Projects to increase AGCO Corp.’s tractor making capacity at existing facilities in North America and Europe are reportedly on track to start assembling products this year. And with the development of more powerful Sisu engineers, greater independence from outside power unit suppliers is clearly the goal of the company’s latest engine developments.
Construction work worth around $6 million was completed at AGCO’s Challenger facility in Jackson, Minn., in November and final preparations are now being made to re-introduce series production of Massey Ferguson row-crop tractors to North America.
MF 8600 Dyna-VT tractors from 270-370 horsepower, and their Challenger MT600C counterparts, will share an extended and re-organized assembly line with Challenger tracked machines. Extended by some 16,000 square feet, the revamped facility also has a 42,000 square foot extension that provides an advanced kitting center for delivering parts and material to the assembly line.
When the investment was announced just over a year ago, Doug Griffin, AGCO vice president of marketing, said the project was in response to customers and dealers asking for a product built closer to them. At present, the tractors are sourced from AGCO’s Beauvais plant in France.
“Also, we’ve seen demand picking up for this size of tractor and AGCO’s share of sales in this segment has increased, so it makes sense to start producing these machines in North America,” he said.
An associated project will create an all-new visitor center at the Jackson plant. The “Intivity Center” will showcase the innovation and productivity characteristics of the plant’s products, which also include the Challenger application vehicles.
A bigger project, worth more than $220 million, is making progress at the Fendt operation in southern Germany and is scheduled to be completed around September.
The Marktoberdorf plant produces tractors from 70-370 horsepower and the Vario stepless transmissions used in a number of AGCO vehicles. Capacity will be increased to 20,000 units a year — a 30% increase on the current limit of just over 15,000 units, which the plant hit in 2008. It will also provide more modern and efficient assembly and final testing facilities.
Fendt Ahead 2 is an expanded version of a plan started in 2009 but put on hold later in the year as the unexpected downturn hit agricultural markets.
It includes a new assembly hall for building cabs at a separate location and a new design and engineering center at Marktoberdorf alongside new tractor assembly halls and other facilities.
More use of its own engines and less dependence on outside suppliers is clearly the aim of AGCO’s most recent development work.
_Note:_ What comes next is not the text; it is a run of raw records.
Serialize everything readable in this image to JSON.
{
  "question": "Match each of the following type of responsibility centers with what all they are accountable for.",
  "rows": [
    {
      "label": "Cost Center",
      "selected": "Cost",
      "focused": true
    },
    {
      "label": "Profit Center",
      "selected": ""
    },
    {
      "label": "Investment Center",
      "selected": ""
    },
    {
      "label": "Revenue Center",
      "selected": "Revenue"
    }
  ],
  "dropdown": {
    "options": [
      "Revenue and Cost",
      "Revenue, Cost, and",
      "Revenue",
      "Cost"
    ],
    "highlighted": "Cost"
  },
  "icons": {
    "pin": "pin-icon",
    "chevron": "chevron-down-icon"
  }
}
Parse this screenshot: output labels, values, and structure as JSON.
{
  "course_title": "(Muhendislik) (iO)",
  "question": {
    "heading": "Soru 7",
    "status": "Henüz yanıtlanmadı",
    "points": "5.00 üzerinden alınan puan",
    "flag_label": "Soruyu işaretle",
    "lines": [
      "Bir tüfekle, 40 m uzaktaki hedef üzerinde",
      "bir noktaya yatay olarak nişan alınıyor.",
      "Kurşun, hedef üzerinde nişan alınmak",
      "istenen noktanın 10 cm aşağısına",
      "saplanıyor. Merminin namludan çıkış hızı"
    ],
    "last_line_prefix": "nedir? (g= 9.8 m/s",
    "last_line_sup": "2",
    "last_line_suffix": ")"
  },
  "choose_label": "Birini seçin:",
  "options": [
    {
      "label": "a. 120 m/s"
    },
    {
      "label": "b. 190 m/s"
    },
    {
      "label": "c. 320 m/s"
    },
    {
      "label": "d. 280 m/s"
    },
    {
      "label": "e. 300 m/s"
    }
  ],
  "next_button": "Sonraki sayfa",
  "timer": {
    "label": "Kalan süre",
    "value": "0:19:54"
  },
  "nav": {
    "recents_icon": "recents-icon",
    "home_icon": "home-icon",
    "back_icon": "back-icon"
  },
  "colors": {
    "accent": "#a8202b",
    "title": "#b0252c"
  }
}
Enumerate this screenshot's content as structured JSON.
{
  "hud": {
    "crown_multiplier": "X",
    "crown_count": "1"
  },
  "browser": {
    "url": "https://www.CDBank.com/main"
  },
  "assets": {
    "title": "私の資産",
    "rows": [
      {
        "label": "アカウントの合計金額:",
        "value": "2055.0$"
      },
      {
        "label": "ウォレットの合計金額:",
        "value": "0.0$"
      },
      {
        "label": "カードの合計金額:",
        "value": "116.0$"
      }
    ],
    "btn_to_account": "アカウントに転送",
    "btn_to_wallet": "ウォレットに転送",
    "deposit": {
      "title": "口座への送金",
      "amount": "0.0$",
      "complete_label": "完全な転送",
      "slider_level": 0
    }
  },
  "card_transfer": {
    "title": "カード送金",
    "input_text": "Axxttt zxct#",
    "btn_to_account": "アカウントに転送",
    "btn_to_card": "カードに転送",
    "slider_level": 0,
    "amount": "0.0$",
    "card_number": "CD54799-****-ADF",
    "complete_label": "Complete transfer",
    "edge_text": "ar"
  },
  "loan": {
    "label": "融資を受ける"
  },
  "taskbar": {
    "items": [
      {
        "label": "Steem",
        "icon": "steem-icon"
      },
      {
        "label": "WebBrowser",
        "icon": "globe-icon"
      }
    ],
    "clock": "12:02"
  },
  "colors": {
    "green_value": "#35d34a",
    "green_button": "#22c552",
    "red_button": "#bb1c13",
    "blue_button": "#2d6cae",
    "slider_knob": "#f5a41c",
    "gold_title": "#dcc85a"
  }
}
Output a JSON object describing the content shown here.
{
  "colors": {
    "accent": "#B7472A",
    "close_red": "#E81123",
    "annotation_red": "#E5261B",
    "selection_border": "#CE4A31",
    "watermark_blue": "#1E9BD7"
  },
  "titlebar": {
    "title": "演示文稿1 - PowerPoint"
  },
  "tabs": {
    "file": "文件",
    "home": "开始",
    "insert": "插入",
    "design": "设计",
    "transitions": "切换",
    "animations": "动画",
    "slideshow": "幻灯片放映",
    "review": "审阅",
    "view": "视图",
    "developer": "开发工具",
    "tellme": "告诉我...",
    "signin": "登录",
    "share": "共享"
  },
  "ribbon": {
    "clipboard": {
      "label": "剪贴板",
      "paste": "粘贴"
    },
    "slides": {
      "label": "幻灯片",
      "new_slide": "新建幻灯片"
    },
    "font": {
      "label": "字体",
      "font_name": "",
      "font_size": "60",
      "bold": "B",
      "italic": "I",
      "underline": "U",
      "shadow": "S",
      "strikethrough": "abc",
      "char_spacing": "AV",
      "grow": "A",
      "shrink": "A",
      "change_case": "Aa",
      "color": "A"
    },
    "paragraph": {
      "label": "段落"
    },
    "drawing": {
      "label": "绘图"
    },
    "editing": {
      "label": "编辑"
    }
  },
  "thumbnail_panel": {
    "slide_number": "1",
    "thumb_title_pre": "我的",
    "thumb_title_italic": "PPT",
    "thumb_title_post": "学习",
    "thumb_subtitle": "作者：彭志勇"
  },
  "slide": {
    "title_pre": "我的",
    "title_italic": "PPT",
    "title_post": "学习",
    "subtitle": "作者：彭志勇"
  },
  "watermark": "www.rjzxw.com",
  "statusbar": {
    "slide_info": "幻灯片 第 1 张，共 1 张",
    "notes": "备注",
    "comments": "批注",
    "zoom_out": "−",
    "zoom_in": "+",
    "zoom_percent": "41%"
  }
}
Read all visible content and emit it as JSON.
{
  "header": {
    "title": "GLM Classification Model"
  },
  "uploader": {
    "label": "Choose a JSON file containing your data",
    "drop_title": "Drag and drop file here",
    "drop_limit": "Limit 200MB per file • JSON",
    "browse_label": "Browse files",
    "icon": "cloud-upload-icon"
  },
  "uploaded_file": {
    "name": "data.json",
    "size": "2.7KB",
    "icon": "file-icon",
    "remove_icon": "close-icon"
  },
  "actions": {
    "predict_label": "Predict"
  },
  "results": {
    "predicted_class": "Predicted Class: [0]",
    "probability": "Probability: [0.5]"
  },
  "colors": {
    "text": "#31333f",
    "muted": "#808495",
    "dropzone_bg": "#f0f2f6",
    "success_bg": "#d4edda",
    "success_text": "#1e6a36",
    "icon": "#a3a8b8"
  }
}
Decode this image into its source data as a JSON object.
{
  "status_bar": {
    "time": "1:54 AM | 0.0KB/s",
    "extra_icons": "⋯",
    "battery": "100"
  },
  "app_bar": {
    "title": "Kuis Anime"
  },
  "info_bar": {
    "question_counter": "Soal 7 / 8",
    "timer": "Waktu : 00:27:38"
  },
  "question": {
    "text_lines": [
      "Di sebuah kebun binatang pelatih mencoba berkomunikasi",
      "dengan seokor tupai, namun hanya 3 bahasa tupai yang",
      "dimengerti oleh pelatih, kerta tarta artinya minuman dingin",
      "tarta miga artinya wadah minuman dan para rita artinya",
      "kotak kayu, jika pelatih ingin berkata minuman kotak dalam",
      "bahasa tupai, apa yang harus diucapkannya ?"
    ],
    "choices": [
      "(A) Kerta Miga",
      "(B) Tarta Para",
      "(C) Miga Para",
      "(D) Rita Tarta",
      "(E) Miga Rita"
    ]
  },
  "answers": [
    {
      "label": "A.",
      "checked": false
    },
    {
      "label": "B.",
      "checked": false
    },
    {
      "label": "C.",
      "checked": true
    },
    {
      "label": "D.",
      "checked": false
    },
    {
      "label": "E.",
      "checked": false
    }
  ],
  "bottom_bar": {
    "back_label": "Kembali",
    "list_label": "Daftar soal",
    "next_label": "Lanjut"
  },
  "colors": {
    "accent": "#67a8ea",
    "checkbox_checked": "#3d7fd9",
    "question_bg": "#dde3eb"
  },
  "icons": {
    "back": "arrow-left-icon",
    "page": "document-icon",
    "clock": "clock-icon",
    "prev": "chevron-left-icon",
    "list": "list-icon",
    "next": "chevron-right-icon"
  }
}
The corporation’s tractor and harvester brands have progressively increased their use of Sisu engines after the operations in Finland and Brazil were acquired with Valtra in 2004. AGCO has since invested in what is now called AGCO Sisu Power to improve capabilities, increase production capacity and extend the product line.
Now, as Sisu’s unique 9.8-liter, seven-cylinder diesel makes its on-farm debut in the latest-generation Massey Ferguson combines, R&D engineers are working on an eighth engine line — this time a V12 of 16.8-liters capacity.
The official word is that no decision has been taken as to the AGCO products this engine will power. But with outputs rated at up to 700 horsepower, it’s clear the advanced V12 is destined for the biggest and most powerful products in AGCO’s portfolio.
Four years after acquiring Sisu, AGCO announced a bold three year investment program that would lift volume potential from just over 42,000 to 50,000 units by 2012.
Deutz remains the principle supplier to Fendt and Perkins continues to supply three- and four-cylinder engines for MF and Challenger wheeled tractor lines, but the in-house engines are finding their way into a growing number of products. They have already displaced Cummins engine used in some tractors and Caterpillar engines used in AGCO combines; they also now power Challenger application vehicles.
The novel in-line, seven-cylinder engine, which raises Sisu’s power ceiling from 420 to 500 horsepower, is now seeing service in Europe in the new MF 9280 (470-500 horsepower) hybrid rotary combine and its Fendt counterpart. Similarly in North America, it’s showing up in the new Hesston, Kan.-built MF 9540 (370-426 horsepower) and MF 9560 (460-477 horsepower) rotary combines, which replace MF 9005 Series machine powered by 8.4-liter Sisu and Cat C13 (425-459 horsepower) engines.
All use AGCO Sisu Power’s third-generation SCR system to tackle exhaust emissions to Tier 4 Interim standard; the new V12 will use similar technology, but to Tier 4 Final level when it enters production.
With Challenger tracked tractors spanning 290-609 horsepower using Caterpillar six-cylinder engines, it easy to speculate where the new V12 might end up. AGCO will be anxious to get as much mileage out of its engine unit investment and the considerable sums spent on emissions technology.